    They should have tried a more intermediate level of rarity first. By going straight to an extreme lottery, they've ignored lessons learned by other companies and made things needlessly painful for collectors (and inevitably, for themselves, as collectors get increasing fed up. Most kids I've talked to about the 'figs gave up due to rarity/limited funds/impatience around series 2 or 3).

    Also, LEGO has tried the "gold" lottery before with disastrous results. Remember "gold C-3P0? Didn't they promise to always use terms like "chrome" instead of "gold" afterward to keep people from thinking that these were actually made of gold and thus worth committing crimes for? I remember (sadly can't recall the source) hearing about stolen and destroyed merchandise involved during the 3P0 promotion.

  6. I really like the idea of Mr Gold.
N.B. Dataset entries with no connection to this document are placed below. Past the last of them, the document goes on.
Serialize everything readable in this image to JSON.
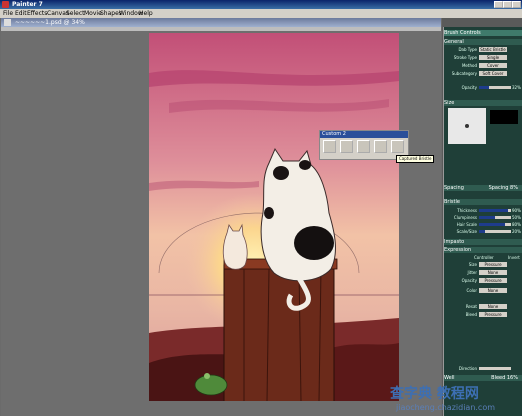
{
  "app": {
    "title": "Painter 7"
  },
  "menu": [
    "File",
    "Edit",
    "Effects",
    "Canvas",
    "Select",
    "Movie",
    "Shapes",
    "Window",
    "Help"
  ],
  "document": {
    "title": "~~~~~~1.psd @ 34%"
  },
  "brush_controls": {
    "title": "Brush Controls",
    "sections": {
      "general": "General",
      "size": "Size",
      "spacing": "Spacing",
      "bristle": "Bristle",
      "impasto": "Impasto",
      "expression": "Expression",
      "well": "Well"
    },
    "general": {
      "dab_type_label": "Dab Type",
      "dab_type": "Static Bristle",
      "stroke_type_label": "Stroke Type",
      "stroke_type": "Single",
      "method_label": "Method",
      "method": "Cover",
      "subcategory_label": "Subcategory",
      "subcategory": "Soft Cover",
      "opacity_label": "Opacity",
      "opacity_value": "32%",
      "opacity_fill": 0.32
    },
    "spacing_value": "Spacing 8%",
    "bristle": {
      "thickness_label": "Thickness",
      "thickness_value": "90%",
      "thickness_fill": 0.9,
      "clumpiness_label": "Clumpiness",
      "clumpiness_value": "50%",
      "clumpiness_fill": 0.5,
      "hair_scale_label": "Hair Scale",
      "hair_scale_value": "80%",
      "hair_scale_fill": 0.8,
      "scale_size_label": "Scale/Size",
      "scale_size_value": "20%",
      "scale_size_fill": 0.2
    },
    "expression": {
      "controller_header": "Controller",
      "invert_header": "Invert",
      "size_label": "Size",
      "size": "Pressure",
      "jitter_label": "Jitter",
      "jitter": "None",
      "opacity_label": "Opacity",
      "opacity": "Pressure",
      "color_label": "Color",
      "color": "None",
      "resat_label": "Resat",
      "resat": "None",
      "bleed_label": "Bleed",
      "bleed": "Pressure",
      "direction_label": "Direction"
    },
    "well_value": "Bleed 16%"
  },
  "custom_palette": {
    "title": "Custom 2"
  },
  "tooltip": "Captured Bristle",
  "watermark": {
    "line1": "查字典 教程网",
    "line2": "jiaocheng.chazidian.com"
  },
  "colors": {
    "panel_bg": "#1f3f38",
    "panel_header": "#2f5b50",
    "accent": "#0a246a",
    "sky_top": "#c8607e",
    "sky_mid": "#e9a8a0",
    "sun": "#fde7a3"
  }
}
He's so bloody ugly what kid would want him? It's really only the deranged AFOL completists after him. I would have liked a golden ticket scenario so he could not be felt for though. The toy store staff have been finding and selling all the Treasure Hunt$ Hotwheels cars for years! Mattel finally made that a bit hardy recently.
    I also would have liked a second tier of rarity with all 16 standard S10 CMF chromed one per box to give a total of 17 gold chrome CMF
    That just me though 'cos I'm happy with my standard set of 16 plus a few select extras for my city.
    Great blog BTW. Always a good read. How goes your city? Can we have an update soon please?

    1. Guess that makes me a "deranged AFOL completist" then.... No worries - I've been called worse !

      My City layout is currently submerged beneath a sea of LEGO sets; I'm in the process of arranging additional storage, at which point I can reclaim the City, work will recommence and I'll post an update.

  7. Anonymous6/5/13

    The Lego Group is really annoying me lately. I've never been interested in collecting these figures but when I read about this it just seems to me that Lego is exploiting it's position as a very popular toy. What really grates with me is the latest May the Fourth promotion whereby the UCS B Wing is 50% discounted in the States and not discounted at all anywhere else. Talk about alienating consumers outside the States!! As if people outside the States arn't fed up with having to pay more as it is! I hope TLG gets a nasty sales shock sometime soon

  8. what if we just want pieces for a set, do you think we will get to a time where we can just 3d print parts, or order parts online? like i don't want the team GB boxer, but i would love to slap a pair of boxing gloves onto a regular mini figure

    1. No need to 3D print parts - most, such as the boxing gloves you mention, can be purchased from Bricklink ( and some parts can be bought direct from LEGO although the selection they offer is much smaller.